    I don't want to use myself as a counter-example, as I've more or less phased out any political blogging per se (and one of these days I'll get into why I've done that). Besides, I'm not a liberal blogger. But hundreds of other women bloggers on the left end of the spectrum write about politics every day. They're out there, for those who can be bothered to look.

    As for whether conservatives are more inclusive in this regard . . . that may have to be a whole 'nother post. My short answer would be "yes and no." I don't think it's necessarily better, but it is different. I can't imagine, for instance, emailing the admin of a new blog portal for conservatives to request more diversity on the blogroll, and getting such a polite and (seemingly) well-intentioned response as this. More likely, I'd be lectured on how conservatives "don't go in for all that quota and diversity crap." And depending on the manners of the person administering the site, it might or might not be implied that I was a man-hating Communist feminazi who was simultaneously on her period and in need of a good lay. (I think most conservative men are civil and well-mannered, but the ones who aren't really, really, really aren't. Perhaps that's the "food fight" nature of the medium that my vagina makes me naturally "uncomfortable" with; yet I suspect that no one has ever suggested Mr. Drum was in need of a blowjob because he expressed an unpopular opinion.)

    Then again, it's difficult for me to imagine needing to send that email in the first place, seeing as how Blogs for Bush, in contrast to PEEK, has no shortage of women on its blogroll. This, I think, is mostly because Blogs for Bush, unlike PEEK, was built from the ground up; willing participants simply sent in their URLs and got added to the roll. PEEK's hierarchical, we-select-the-best-blogs-for-you approach naturally hinders the diversity of that selection.

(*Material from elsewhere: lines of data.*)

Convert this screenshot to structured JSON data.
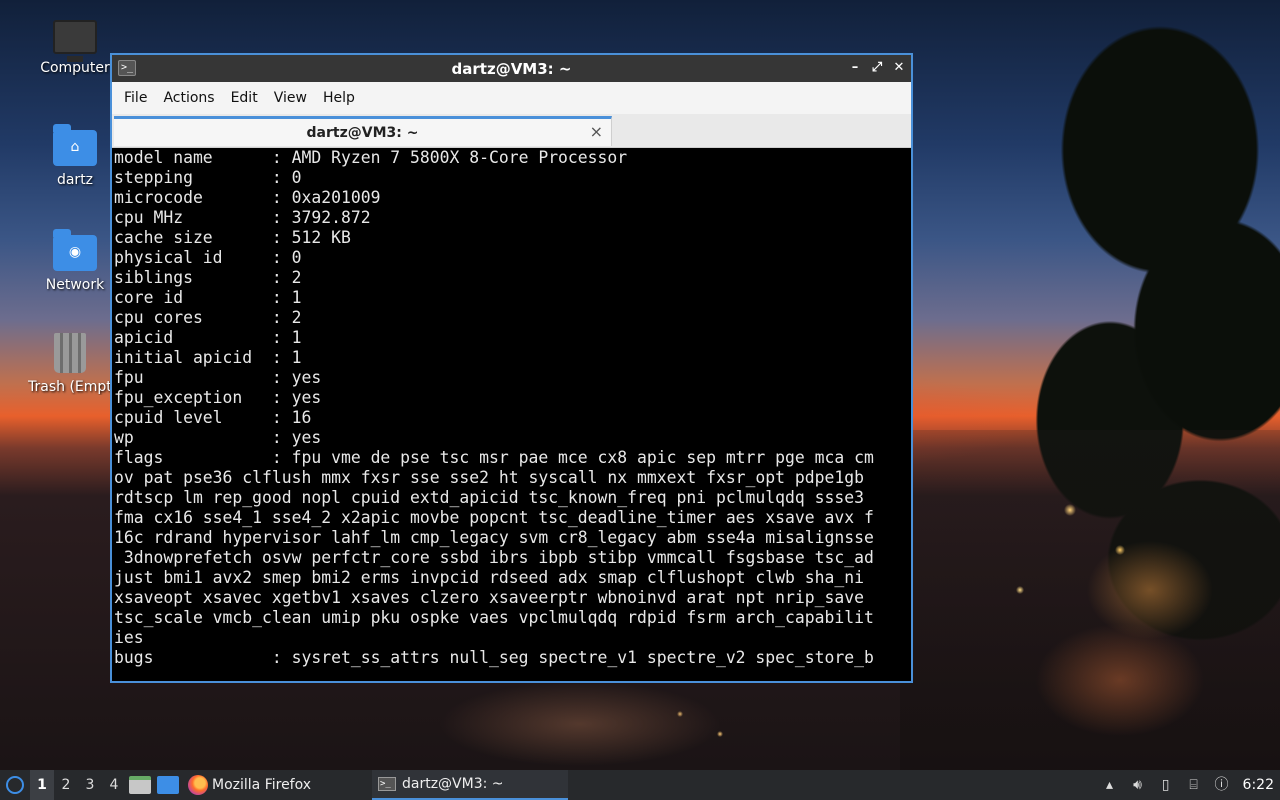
{
  "desktop": {
    "icons": [
      {
        "label": "Computer",
        "icon": "computer-icon"
      },
      {
        "label": "dartz",
        "icon": "home-folder-icon"
      },
      {
        "label": "Network",
        "icon": "network-folder-icon"
      },
      {
        "label": "Trash (Empty)",
        "icon": "trash-icon"
      }
    ]
  },
  "window": {
    "title": "dartz@VM3: ~",
    "menus": [
      "File",
      "Actions",
      "Edit",
      "View",
      "Help"
    ],
    "tab_label": "dartz@VM3: ~",
    "terminal_lines": [
      "model name      : AMD Ryzen 7 5800X 8-Core Processor",
      "stepping        : 0",
      "microcode       : 0xa201009",
      "cpu MHz         : 3792.872",
      "cache size      : 512 KB",
      "physical id     : 0",
      "siblings        : 2",
      "core id         : 1",
      "cpu cores       : 2",
      "apicid          : 1",
      "initial apicid  : 1",
      "fpu             : yes",
      "fpu_exception   : yes",
      "cpuid level     : 16",
      "wp              : yes",
      "flags           : fpu vme de pse tsc msr pae mce cx8 apic sep mtrr pge mca cm",
      "ov pat pse36 clflush mmx fxsr sse sse2 ht syscall nx mmxext fxsr_opt pdpe1gb",
      "rdtscp lm rep_good nopl cpuid extd_apicid tsc_known_freq pni pclmulqdq ssse3",
      "fma cx16 sse4_1 sse4_2 x2apic movbe popcnt tsc_deadline_timer aes xsave avx f",
      "16c rdrand hypervisor lahf_lm cmp_legacy svm cr8_legacy abm sse4a misalignsse",
      " 3dnowprefetch osvw perfctr_core ssbd ibrs ibpb stibp vmmcall fsgsbase tsc_ad",
      "just bmi1 avx2 smep bmi2 erms invpcid rdseed adx smap clflushopt clwb sha_ni",
      "xsaveopt xsavec xgetbv1 xsaves clzero xsaveerptr wbnoinvd arat npt nrip_save",
      "tsc_scale vmcb_clean umip pku ospke vaes vpclmulqdq rdpid fsrm arch_capabilit",
      "ies",
      "bugs            : sysret_ss_attrs null_seg spectre_v1 spectre_v2 spec_store_b"
    ]
  },
  "taskbar": {
    "workspaces": [
      "1",
      "2",
      "3",
      "4"
    ],
    "active_workspace": "1",
    "tasks": [
      {
        "label": "Mozilla Firefox",
        "icon": "firefox-icon"
      },
      {
        "label": "dartz@VM3: ~",
        "icon": "terminal-icon"
      }
    ],
    "clock": "6:22"
  },
  "colors": {
    "accent": "#4a90d9",
    "terminal_bg": "#000000",
    "terminal_fg": "#e8e8e8",
    "taskbar_bg": "#27292c"
  }
}
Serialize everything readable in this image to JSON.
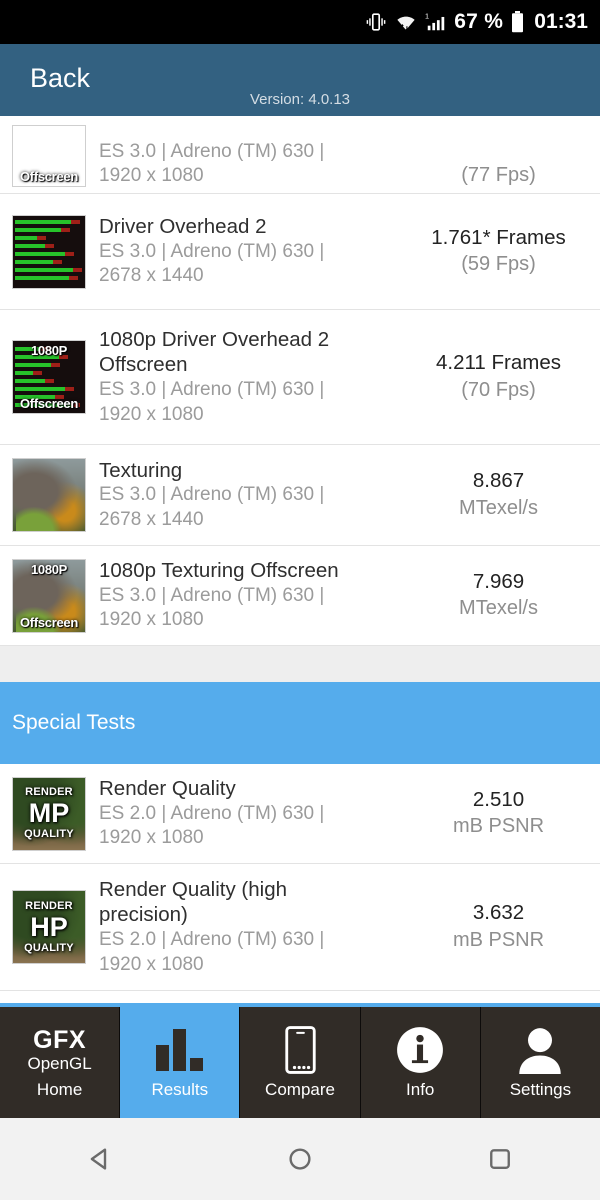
{
  "status_bar": {
    "vibrate_icon": "vibrate-icon",
    "wifi_icon": "wifi-icon",
    "signal_icon": "signal-icon",
    "battery_percent": "67 %",
    "battery_icon": "battery-icon",
    "clock": "01:31"
  },
  "header": {
    "back_label": "Back",
    "version": "Version: 4.0.13",
    "background": "#336181"
  },
  "rows": [
    {
      "title": "",
      "subtitle_line1": "ES 3.0 | Adreno (TM) 630 |",
      "subtitle_line2": "1920 x 1080",
      "value_main": "",
      "value_sub": "(77 Fps)",
      "thumb_top": "",
      "thumb_bottom": "Offscreen",
      "thumb_art": "city"
    },
    {
      "title": "Driver Overhead 2",
      "subtitle_line1": "ES 3.0 | Adreno (TM) 630 |",
      "subtitle_line2": "2678 x 1440",
      "value_main": "1.761* Frames",
      "value_sub": "(59 Fps)",
      "thumb_top": "",
      "thumb_bottom": "",
      "thumb_art": "bars"
    },
    {
      "title": "1080p Driver Overhead 2 Offscreen",
      "subtitle_line1": "ES 3.0 | Adreno (TM) 630 |",
      "subtitle_line2": "1920 x 1080",
      "value_main": "4.211 Frames",
      "value_sub": "(70 Fps)",
      "thumb_top": "1080P",
      "thumb_bottom": "Offscreen",
      "thumb_art": "bars"
    },
    {
      "title": "Texturing",
      "subtitle_line1": "ES 3.0 | Adreno (TM) 630 |",
      "subtitle_line2": "2678 x 1440",
      "value_main": "8.867",
      "value_sub": "MTexel/s",
      "thumb_top": "",
      "thumb_bottom": "",
      "thumb_art": "dino"
    },
    {
      "title": "1080p Texturing Offscreen",
      "subtitle_line1": "ES 3.0 | Adreno (TM) 630 |",
      "subtitle_line2": "1920 x 1080",
      "value_main": "7.969",
      "value_sub": "MTexel/s",
      "thumb_top": "1080P",
      "thumb_bottom": "Offscreen",
      "thumb_art": "dino"
    }
  ],
  "section": {
    "title": "Special Tests",
    "background": "#55acec"
  },
  "special_rows": [
    {
      "title": "Render Quality",
      "subtitle_line1": "ES 2.0 | Adreno (TM) 630 |",
      "subtitle_line2": "1920 x 1080",
      "value_main": "2.510",
      "value_sub": "mB PSNR",
      "label_top": "RENDER",
      "label_big": "MP",
      "label_bottom": "QUALITY"
    },
    {
      "title": "Render Quality (high precision)",
      "subtitle_line1": "ES 2.0 | Adreno (TM) 630 |",
      "subtitle_line2": "1920 x 1080",
      "value_main": "3.632",
      "value_sub": "mB PSNR",
      "label_top": "RENDER",
      "label_big": "HP",
      "label_bottom": "QUALITY"
    }
  ],
  "tabs": [
    {
      "label": "Home",
      "icon": "gfx-opengl-logo-icon",
      "logo_line1": "GFX",
      "logo_line2": "OpenGL",
      "active": false
    },
    {
      "label": "Results",
      "icon": "bar-chart-icon",
      "active": true
    },
    {
      "label": "Compare",
      "icon": "smartphone-icon",
      "active": false
    },
    {
      "label": "Info",
      "icon": "info-circle-icon",
      "active": false
    },
    {
      "label": "Settings",
      "icon": "person-icon",
      "active": false
    }
  ],
  "android_nav": {
    "back_icon": "triangle-back-icon",
    "home_icon": "circle-home-icon",
    "recents_icon": "square-recents-icon"
  }
}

    That's what's interesting to me about this--that a grass-roots approach, one you'd think would be a natural favorite on the left, seems to be more favored by those on the right. And there is the clue for liberal women bloggers: Link each other; force each other to "bubble up" through the Ecosystem. I first saw this approach taken by a conservative female blogger: Write up a link-collection post, aiming to include blogs with less traffic than your own; specify that you will include any bloggers in the next day's link collection who trackback that post (which they'll gladly do, if they're newer, smaller, or just that hungry for traffic), and watch your inbound links (and thus, your Ecosystem ranking) rise. Like the bubble sort algorithm it resembles, it's neither the quickest nor the most efficient way to pop to the top, but it has the benefits of being effective over the long term and inherently cooperative in nature, and these merits, I think, more than compensate for the drawbacks.

    Posted by Ilyka at 01:22 AM | Comments (13)